■ Data to use:
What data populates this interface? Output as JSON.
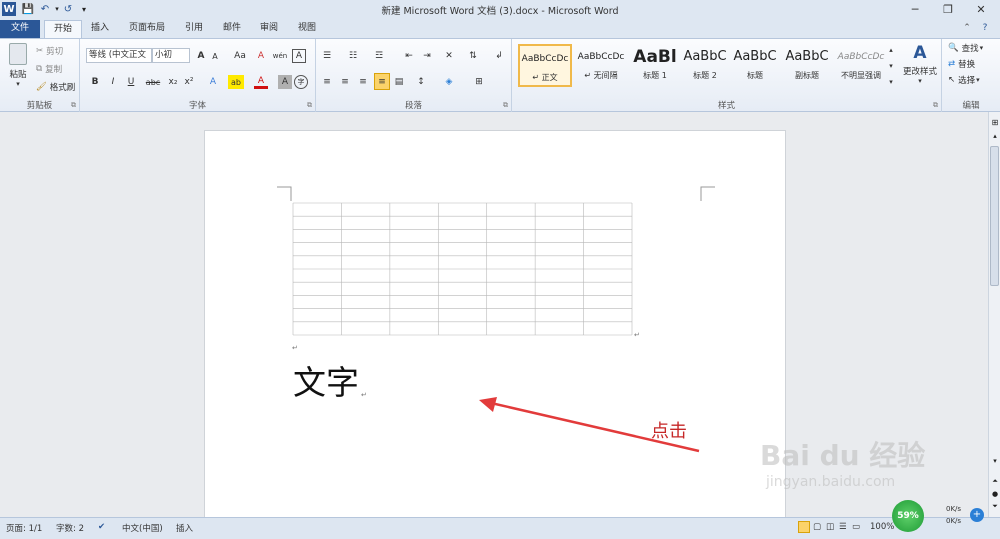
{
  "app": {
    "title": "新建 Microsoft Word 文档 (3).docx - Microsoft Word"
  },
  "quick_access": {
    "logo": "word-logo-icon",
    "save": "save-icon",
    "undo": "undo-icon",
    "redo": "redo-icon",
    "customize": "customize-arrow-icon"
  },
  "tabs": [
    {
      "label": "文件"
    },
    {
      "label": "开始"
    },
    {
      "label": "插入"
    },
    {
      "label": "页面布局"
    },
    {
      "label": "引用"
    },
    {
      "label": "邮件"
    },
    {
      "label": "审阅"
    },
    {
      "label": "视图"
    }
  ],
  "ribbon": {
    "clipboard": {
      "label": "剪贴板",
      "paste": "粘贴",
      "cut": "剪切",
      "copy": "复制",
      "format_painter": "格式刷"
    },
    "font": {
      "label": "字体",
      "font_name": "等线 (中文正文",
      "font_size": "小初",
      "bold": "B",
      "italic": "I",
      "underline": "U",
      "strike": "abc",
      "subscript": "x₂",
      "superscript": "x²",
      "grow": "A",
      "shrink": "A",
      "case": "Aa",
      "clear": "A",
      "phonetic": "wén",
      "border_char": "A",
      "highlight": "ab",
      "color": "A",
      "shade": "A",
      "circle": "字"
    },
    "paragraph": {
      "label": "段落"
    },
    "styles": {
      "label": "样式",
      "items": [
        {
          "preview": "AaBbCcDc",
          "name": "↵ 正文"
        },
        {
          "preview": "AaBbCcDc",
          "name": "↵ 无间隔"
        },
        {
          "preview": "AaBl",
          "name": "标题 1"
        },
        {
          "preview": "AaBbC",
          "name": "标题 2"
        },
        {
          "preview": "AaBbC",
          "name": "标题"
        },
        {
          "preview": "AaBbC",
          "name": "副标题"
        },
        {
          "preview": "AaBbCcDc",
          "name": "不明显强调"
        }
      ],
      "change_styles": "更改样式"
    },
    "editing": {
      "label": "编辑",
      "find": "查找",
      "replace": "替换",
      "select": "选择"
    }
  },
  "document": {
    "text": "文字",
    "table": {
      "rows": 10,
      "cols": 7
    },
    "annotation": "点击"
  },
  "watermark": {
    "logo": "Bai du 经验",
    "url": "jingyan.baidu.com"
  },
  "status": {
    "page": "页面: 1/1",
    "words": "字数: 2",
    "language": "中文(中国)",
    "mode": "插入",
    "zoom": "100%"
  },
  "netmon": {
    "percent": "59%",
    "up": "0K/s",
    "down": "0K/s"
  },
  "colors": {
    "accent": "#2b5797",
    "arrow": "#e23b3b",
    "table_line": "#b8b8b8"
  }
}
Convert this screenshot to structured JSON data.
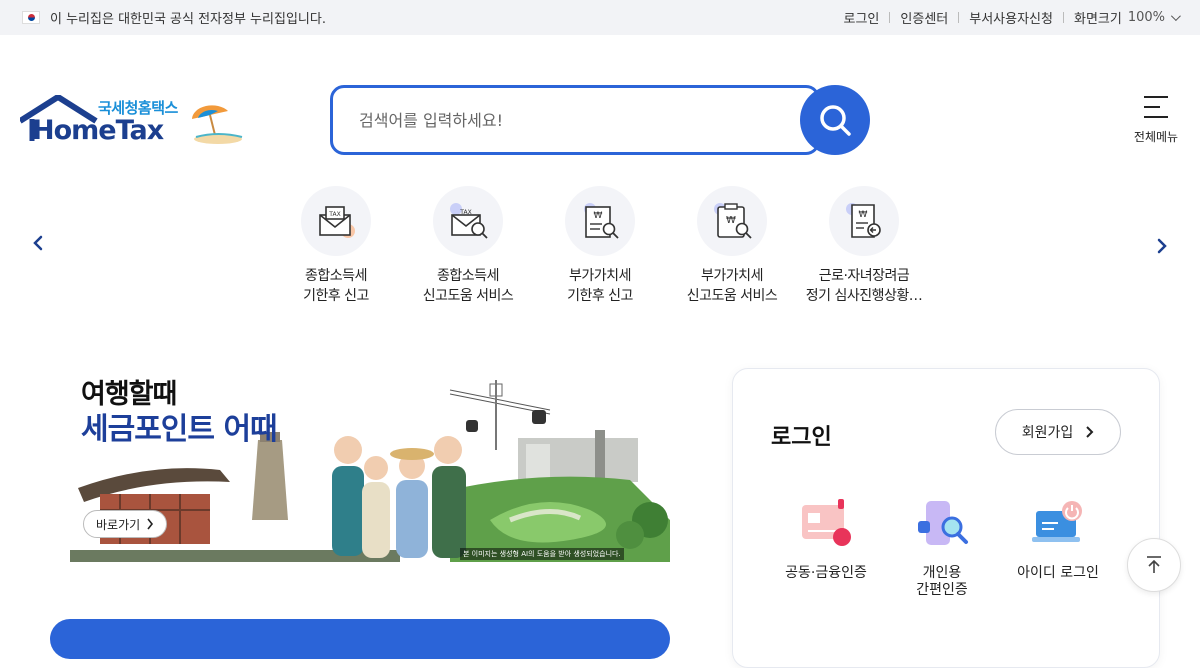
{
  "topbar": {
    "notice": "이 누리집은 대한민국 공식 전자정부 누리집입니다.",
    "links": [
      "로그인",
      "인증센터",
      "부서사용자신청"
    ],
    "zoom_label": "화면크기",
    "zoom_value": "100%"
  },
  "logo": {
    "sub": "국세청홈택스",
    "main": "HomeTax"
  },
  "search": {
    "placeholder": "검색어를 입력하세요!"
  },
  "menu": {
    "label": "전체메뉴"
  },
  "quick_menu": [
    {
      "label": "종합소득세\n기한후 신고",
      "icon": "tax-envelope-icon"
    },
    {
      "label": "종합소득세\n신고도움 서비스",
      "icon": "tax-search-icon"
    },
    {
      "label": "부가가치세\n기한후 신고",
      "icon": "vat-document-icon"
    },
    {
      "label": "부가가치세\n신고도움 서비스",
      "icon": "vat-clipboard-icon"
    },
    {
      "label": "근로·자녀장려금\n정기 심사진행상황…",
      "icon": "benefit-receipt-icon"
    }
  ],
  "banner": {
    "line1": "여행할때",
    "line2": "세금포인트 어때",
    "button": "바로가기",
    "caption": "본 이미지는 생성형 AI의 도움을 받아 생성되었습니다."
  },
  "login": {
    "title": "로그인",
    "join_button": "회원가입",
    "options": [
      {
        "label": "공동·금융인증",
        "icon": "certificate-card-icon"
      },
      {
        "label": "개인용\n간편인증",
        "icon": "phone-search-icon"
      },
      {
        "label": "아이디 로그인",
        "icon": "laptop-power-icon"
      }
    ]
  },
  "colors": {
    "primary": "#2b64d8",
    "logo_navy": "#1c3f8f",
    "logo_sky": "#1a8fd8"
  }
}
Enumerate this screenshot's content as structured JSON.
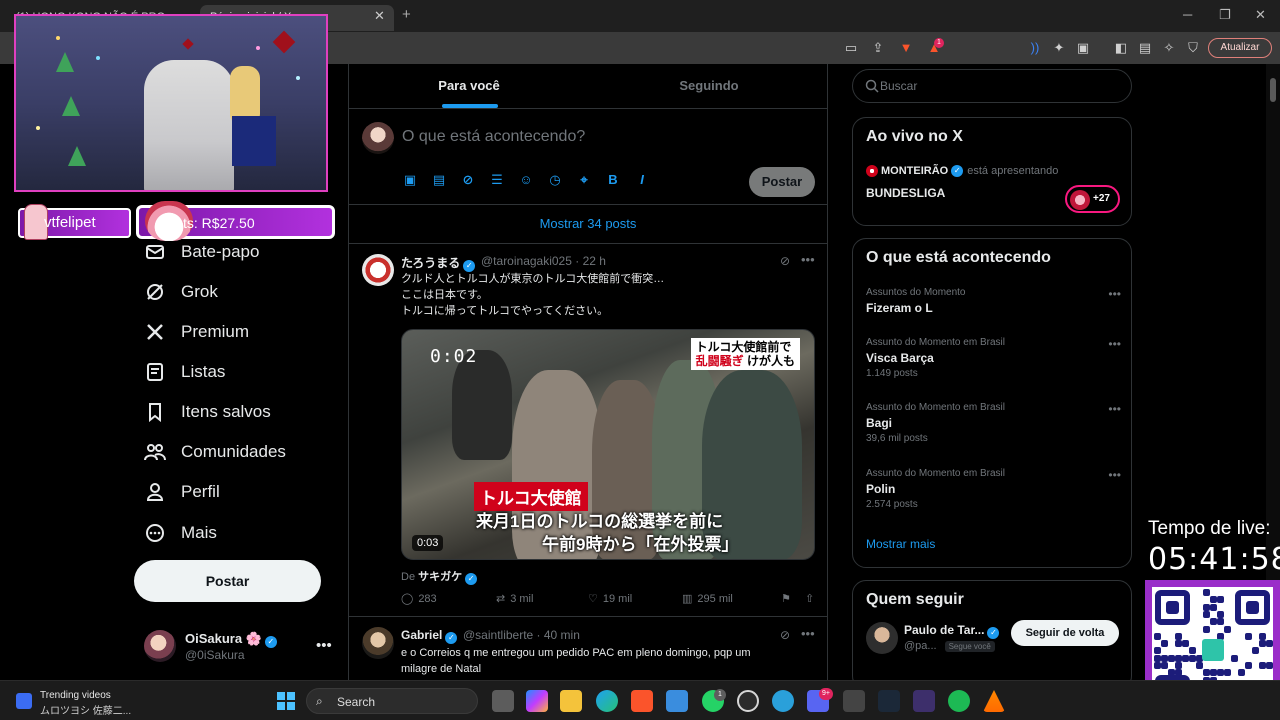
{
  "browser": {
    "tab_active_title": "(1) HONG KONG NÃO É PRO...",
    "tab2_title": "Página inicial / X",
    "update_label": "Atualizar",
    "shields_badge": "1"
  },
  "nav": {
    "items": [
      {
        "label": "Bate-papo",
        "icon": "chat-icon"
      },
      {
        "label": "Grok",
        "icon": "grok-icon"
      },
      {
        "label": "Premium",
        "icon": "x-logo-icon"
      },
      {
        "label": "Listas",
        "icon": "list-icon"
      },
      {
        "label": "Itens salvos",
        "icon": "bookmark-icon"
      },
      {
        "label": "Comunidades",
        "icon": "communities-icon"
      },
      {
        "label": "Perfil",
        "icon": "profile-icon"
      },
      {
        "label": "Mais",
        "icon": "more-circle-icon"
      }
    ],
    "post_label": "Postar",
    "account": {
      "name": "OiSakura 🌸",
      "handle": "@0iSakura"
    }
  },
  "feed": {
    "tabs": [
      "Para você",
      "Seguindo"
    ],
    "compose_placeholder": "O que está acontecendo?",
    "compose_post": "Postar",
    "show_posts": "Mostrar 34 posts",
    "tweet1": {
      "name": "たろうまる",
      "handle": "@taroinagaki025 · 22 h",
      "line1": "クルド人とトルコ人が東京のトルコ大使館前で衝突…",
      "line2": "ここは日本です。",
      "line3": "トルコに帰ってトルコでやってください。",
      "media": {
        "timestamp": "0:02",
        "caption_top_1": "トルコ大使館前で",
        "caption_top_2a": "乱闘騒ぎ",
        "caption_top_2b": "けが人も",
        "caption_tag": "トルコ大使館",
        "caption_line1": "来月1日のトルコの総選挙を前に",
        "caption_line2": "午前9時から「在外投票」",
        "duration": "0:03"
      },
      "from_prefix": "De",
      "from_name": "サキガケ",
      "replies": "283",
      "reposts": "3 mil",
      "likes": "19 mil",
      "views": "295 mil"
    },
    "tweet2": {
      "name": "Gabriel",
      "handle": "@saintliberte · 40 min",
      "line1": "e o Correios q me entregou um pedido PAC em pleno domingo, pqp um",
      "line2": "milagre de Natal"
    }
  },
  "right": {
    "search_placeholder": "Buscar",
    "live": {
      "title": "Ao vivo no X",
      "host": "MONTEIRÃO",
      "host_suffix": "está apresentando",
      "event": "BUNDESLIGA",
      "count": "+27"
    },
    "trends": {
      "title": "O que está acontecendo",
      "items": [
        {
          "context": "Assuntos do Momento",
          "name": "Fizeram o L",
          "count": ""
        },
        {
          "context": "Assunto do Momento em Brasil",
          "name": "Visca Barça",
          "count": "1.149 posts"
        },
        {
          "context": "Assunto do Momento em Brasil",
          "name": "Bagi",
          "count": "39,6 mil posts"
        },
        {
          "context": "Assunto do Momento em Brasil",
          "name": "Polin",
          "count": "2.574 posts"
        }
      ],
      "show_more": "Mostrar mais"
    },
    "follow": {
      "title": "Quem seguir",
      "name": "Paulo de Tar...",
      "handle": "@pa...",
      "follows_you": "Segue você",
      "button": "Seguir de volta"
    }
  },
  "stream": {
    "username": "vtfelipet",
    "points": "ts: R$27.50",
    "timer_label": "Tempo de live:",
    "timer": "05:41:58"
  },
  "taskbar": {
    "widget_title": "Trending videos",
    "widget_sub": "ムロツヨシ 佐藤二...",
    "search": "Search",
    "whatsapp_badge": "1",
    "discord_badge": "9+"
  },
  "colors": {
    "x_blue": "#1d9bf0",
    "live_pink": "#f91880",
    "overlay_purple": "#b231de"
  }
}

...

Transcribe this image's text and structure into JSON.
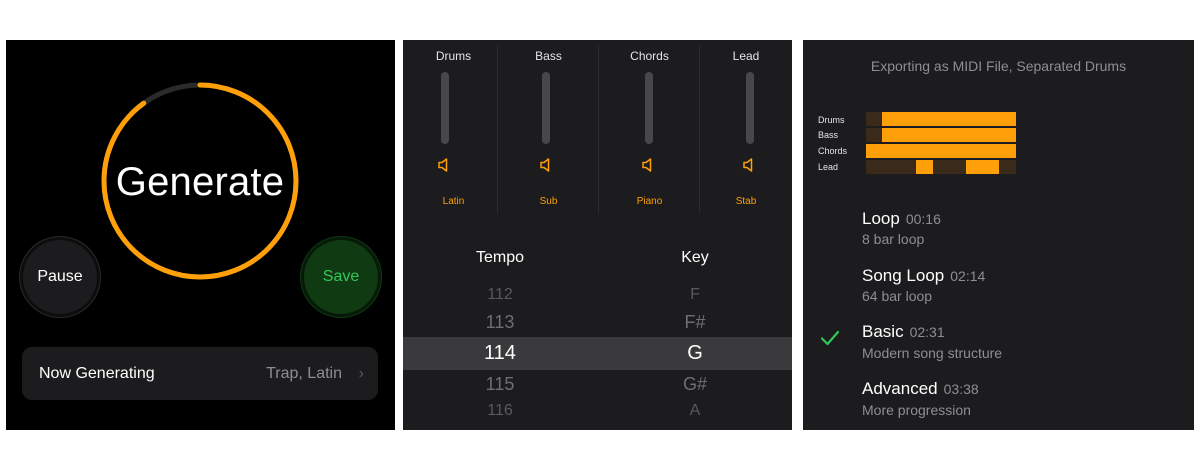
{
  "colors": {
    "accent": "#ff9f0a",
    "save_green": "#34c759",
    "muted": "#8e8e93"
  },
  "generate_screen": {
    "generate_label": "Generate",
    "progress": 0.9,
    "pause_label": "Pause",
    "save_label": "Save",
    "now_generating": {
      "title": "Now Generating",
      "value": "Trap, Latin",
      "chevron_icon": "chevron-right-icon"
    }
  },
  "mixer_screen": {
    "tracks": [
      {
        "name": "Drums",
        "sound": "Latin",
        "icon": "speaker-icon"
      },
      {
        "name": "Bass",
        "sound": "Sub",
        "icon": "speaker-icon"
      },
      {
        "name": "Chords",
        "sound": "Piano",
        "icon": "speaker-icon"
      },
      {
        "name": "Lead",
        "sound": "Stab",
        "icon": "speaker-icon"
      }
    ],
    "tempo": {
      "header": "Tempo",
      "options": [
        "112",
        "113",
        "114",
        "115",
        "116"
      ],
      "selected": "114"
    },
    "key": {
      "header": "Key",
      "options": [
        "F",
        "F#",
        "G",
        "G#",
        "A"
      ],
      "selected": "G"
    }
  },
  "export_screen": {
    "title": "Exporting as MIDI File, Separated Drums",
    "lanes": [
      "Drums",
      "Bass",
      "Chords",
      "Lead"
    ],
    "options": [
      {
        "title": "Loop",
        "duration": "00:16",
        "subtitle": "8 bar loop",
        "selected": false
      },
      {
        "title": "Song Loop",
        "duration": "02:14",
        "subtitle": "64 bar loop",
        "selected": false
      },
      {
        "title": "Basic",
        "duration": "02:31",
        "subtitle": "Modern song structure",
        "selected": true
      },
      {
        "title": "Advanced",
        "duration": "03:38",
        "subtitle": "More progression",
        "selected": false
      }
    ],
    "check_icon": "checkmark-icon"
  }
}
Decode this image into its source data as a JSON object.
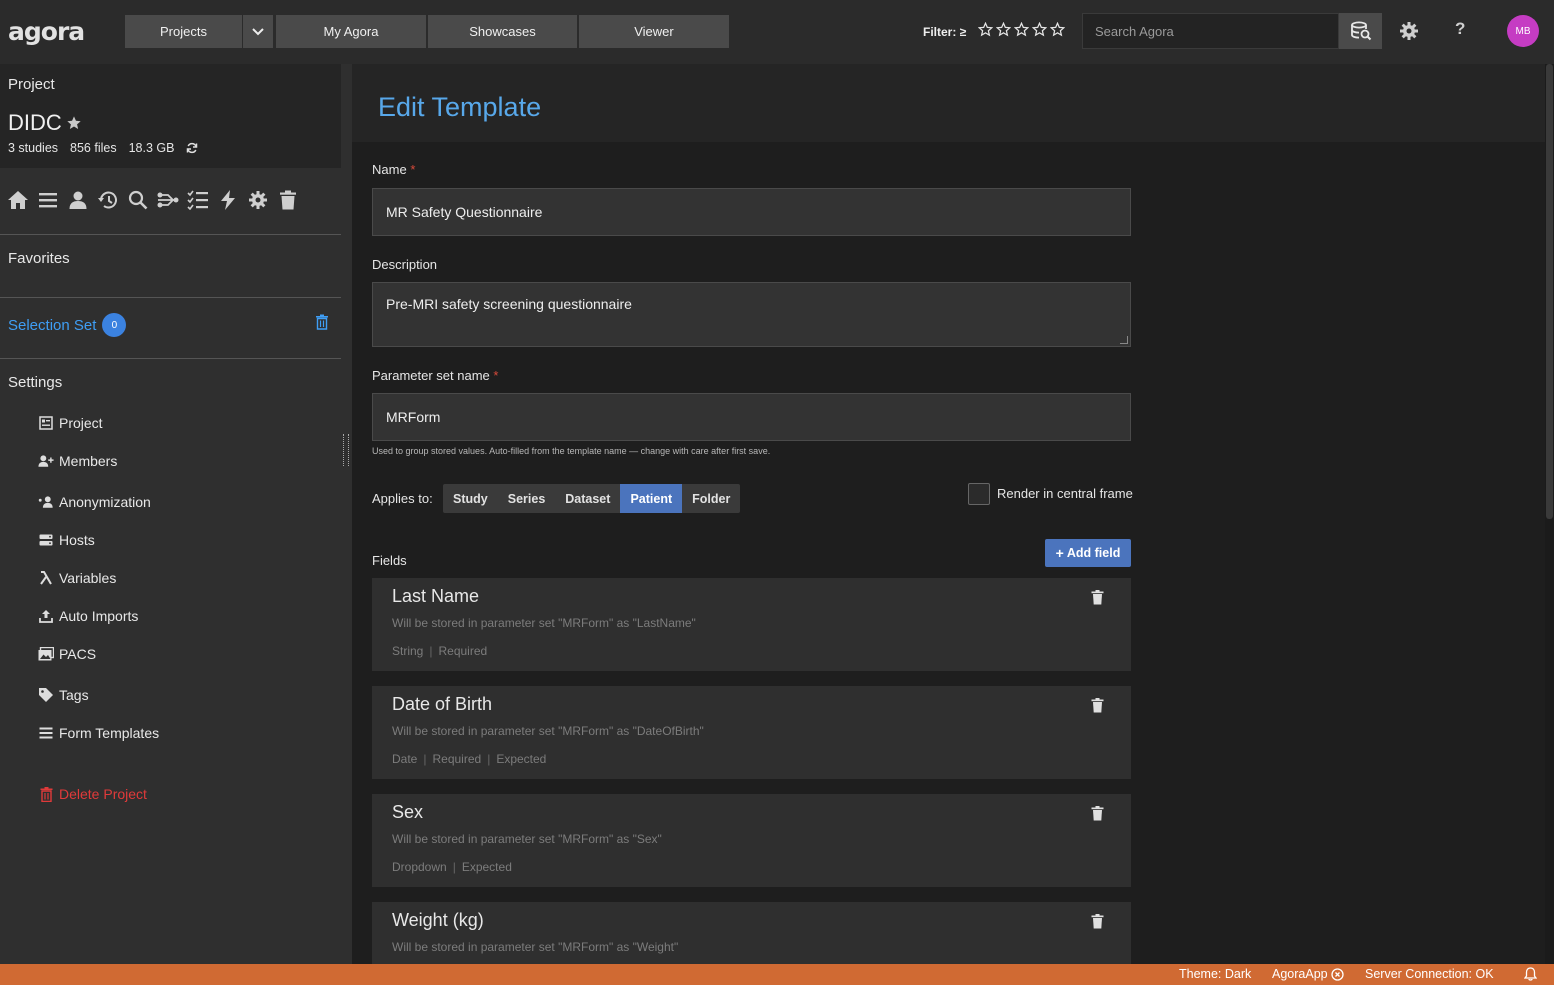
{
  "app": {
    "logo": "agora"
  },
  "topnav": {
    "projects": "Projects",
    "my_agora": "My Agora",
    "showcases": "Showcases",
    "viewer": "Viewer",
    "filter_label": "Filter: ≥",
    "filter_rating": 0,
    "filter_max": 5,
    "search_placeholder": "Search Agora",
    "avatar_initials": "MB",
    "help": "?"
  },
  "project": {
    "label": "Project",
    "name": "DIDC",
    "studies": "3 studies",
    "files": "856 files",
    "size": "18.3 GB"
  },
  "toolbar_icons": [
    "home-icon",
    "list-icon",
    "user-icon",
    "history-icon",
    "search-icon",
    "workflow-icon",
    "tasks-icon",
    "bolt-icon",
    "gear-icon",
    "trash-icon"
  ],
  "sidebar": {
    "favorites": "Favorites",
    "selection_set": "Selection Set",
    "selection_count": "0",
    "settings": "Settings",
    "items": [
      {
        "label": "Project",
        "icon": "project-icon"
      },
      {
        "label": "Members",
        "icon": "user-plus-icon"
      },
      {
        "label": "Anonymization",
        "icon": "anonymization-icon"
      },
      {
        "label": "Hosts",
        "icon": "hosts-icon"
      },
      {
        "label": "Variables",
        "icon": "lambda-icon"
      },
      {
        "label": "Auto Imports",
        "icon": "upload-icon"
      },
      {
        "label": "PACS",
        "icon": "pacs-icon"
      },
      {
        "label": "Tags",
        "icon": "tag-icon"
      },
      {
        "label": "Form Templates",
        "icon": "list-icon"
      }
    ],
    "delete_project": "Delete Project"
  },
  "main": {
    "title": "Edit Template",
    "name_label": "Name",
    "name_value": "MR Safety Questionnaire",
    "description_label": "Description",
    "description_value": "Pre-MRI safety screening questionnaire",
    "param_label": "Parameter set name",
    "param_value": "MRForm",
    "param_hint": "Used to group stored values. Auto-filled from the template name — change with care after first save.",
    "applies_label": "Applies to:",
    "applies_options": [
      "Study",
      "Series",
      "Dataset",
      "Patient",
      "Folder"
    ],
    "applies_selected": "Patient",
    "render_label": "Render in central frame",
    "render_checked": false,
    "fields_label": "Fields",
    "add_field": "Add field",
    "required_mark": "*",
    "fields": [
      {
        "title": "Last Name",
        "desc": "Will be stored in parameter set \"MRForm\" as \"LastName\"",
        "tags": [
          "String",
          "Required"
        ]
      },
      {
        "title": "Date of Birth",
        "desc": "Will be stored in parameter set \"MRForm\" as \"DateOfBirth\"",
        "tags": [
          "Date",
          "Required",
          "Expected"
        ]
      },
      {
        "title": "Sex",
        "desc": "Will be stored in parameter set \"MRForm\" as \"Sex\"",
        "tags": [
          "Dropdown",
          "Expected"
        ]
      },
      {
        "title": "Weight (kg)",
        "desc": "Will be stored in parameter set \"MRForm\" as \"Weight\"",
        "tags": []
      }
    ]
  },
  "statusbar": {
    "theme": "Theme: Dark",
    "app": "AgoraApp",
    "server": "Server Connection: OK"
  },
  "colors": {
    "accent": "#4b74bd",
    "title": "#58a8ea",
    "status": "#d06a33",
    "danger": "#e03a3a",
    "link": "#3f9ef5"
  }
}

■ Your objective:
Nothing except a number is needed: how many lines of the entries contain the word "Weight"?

■ Exercise answer:
2